EXERCISE MATERIALS =
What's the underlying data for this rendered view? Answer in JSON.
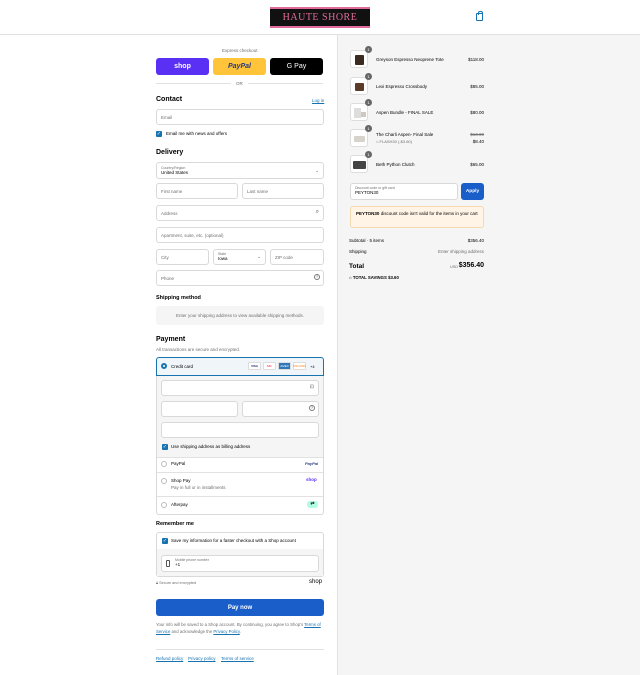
{
  "header": {
    "logo_text": "HAUTE SHORE"
  },
  "express": {
    "title": "Express checkout",
    "shop": "shop",
    "paypal": "PayPal",
    "gpay": "G Pay",
    "or": "OR"
  },
  "contact": {
    "title": "Contact",
    "login": "Log in",
    "email_placeholder": "Email",
    "news_label": "Email me with news and offers"
  },
  "delivery": {
    "title": "Delivery",
    "country_label": "Country/Region",
    "country_value": "United States",
    "first_name": "First name",
    "last_name": "Last name",
    "address": "Address",
    "apartment": "Apartment, suite, etc. (optional)",
    "city": "City",
    "state_label": "State",
    "state_value": "Iowa",
    "zip": "ZIP code",
    "phone": "Phone"
  },
  "shipping": {
    "title": "Shipping method",
    "message": "Enter your shipping address to view available shipping methods."
  },
  "payment": {
    "title": "Payment",
    "subtitle": "All transactions are secure and encrypted.",
    "credit_card": "Credit card",
    "card_brands": [
      "VISA",
      "MC",
      "AMEX",
      "DISCOVER",
      "+4"
    ],
    "billing_same": "Use shipping address as billing address",
    "paypal": "PayPal",
    "paypal_logo": "PayPal",
    "shoppay": "Shop Pay",
    "shoppay_sub": "Pay in full or in installments",
    "shoppay_logo": "shop",
    "afterpay": "Afterpay"
  },
  "remember": {
    "title": "Remember me",
    "save_label": "Save my information for a faster checkout with a Shop account",
    "phone_label": "Mobile phone number",
    "phone_value": "+1",
    "secure": "Secure and encrypted",
    "shop_logo": "shop"
  },
  "paynow": "Pay now",
  "terms": {
    "line1": "Your info will be saved to a Shop account. By continuing, you agree to Shop's",
    "tos": "Terms of Service",
    "and": "and acknowledge the",
    "privacy": "Privacy Policy",
    "end": "."
  },
  "footer": [
    "Refund policy",
    "Privacy policy",
    "Terms of service"
  ],
  "cart": {
    "items": [
      {
        "qty": "1",
        "name": "Greyson Espresso Neoprene Tote",
        "price": "$118.00"
      },
      {
        "qty": "1",
        "name": "Lexi Espresso Crossbody",
        "price": "$85.00"
      },
      {
        "qty": "1",
        "name": "Aspen Bundle - FINAL SALE",
        "price": "$80.00"
      },
      {
        "qty": "1",
        "name": "The Charli Aspen- Final Sale",
        "old_price": "$13.00",
        "discount": "FLASH30 (-$3.60)",
        "price": "$8.40"
      },
      {
        "qty": "1",
        "name": "Beth Python Clutch",
        "price": "$65.00"
      }
    ],
    "discount_label": "Discount code or gift card",
    "discount_value": "PEYTON30",
    "apply": "Apply",
    "warning_code": "PEYTON30",
    "warning_text": "discount code isn't valid for the items in your cart",
    "subtotal_label": "Subtotal · 5 items",
    "subtotal": "$356.40",
    "shipping_label": "Shipping",
    "shipping_value": "Enter shipping address",
    "total_label": "Total",
    "currency": "USD",
    "total": "$356.40",
    "savings_label": "TOTAL SAVINGS",
    "savings": "$3.60"
  }
}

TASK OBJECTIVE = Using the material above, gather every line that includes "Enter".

EXERCISE SOLUTION =
    "message": "Enter your shipping address to view available shipping methods."
    "shipping_value": "Enter shipping address",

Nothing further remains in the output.